* Problem requirements: Gather each line in the entries that includes the string "Scene".

↓↓↓

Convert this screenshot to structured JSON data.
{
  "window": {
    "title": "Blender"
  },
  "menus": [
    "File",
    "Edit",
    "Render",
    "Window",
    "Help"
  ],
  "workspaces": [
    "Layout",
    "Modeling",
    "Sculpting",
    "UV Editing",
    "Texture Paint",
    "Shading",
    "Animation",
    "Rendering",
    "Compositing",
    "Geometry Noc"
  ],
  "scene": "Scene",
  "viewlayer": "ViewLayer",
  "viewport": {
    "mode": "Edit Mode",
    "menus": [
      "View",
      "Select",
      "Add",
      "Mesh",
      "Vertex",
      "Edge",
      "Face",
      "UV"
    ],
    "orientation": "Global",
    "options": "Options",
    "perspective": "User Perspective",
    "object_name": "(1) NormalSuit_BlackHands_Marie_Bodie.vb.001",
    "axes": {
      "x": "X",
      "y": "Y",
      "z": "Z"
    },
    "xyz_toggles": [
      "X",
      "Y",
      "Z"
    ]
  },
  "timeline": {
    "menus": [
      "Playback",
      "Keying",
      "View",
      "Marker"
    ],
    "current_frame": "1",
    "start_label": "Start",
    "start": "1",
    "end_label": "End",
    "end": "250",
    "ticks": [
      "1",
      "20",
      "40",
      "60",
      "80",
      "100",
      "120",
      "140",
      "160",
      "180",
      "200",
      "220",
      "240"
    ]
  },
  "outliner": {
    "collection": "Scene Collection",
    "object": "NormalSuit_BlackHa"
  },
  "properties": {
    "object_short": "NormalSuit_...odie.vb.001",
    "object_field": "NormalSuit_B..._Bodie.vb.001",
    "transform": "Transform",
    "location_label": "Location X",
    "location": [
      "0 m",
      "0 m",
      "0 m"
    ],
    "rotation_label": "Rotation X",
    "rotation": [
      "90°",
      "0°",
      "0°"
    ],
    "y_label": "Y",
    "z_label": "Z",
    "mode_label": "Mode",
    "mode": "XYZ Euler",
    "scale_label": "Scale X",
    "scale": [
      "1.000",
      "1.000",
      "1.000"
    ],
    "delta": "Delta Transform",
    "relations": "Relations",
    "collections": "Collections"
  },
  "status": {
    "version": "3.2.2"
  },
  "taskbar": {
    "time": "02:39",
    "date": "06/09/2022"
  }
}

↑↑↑

* Solution to the problem:
  "scene": "Scene",
    "collection": "Scene Collection",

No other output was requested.